- [How to complete this task]: Look through the data below, and copy each line that carries the word "icon".
(Supplied information begins)
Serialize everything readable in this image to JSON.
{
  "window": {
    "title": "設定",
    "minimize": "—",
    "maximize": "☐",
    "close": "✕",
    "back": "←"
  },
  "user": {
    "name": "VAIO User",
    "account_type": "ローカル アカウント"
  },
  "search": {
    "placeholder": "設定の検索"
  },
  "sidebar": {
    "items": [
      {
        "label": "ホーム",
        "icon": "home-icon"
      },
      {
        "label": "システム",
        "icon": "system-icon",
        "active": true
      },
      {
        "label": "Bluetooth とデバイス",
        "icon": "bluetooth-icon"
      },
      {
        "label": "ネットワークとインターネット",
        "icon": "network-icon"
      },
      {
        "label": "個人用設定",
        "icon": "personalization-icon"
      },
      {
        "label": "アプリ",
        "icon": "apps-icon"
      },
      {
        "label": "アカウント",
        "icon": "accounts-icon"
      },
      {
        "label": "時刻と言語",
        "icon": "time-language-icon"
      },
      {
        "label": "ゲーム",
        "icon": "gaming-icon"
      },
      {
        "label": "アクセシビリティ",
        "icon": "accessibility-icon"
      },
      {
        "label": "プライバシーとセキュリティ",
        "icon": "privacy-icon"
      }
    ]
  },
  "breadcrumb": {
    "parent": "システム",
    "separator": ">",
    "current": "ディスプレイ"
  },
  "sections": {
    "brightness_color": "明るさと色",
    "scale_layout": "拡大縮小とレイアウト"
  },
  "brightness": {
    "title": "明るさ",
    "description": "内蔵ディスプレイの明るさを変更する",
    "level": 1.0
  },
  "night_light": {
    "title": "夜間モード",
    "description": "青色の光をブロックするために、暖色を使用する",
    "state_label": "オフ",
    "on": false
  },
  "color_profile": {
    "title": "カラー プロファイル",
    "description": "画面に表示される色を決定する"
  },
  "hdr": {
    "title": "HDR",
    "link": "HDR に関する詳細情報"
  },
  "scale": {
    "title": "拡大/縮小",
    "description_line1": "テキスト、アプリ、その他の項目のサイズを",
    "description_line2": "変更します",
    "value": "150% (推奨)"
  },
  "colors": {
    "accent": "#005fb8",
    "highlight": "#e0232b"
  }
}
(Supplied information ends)
- [Answer section]:
        "icon": "home-icon"
        "icon": "system-icon",
        "icon": "bluetooth-icon"
        "icon": "network-icon"
        "icon": "personalization-icon"
        "icon": "apps-icon"
        "icon": "accounts-icon"
        "icon": "time-language-icon"
        "icon": "gaming-icon"
        "icon": "accessibility-icon"
        "icon": "privacy-icon"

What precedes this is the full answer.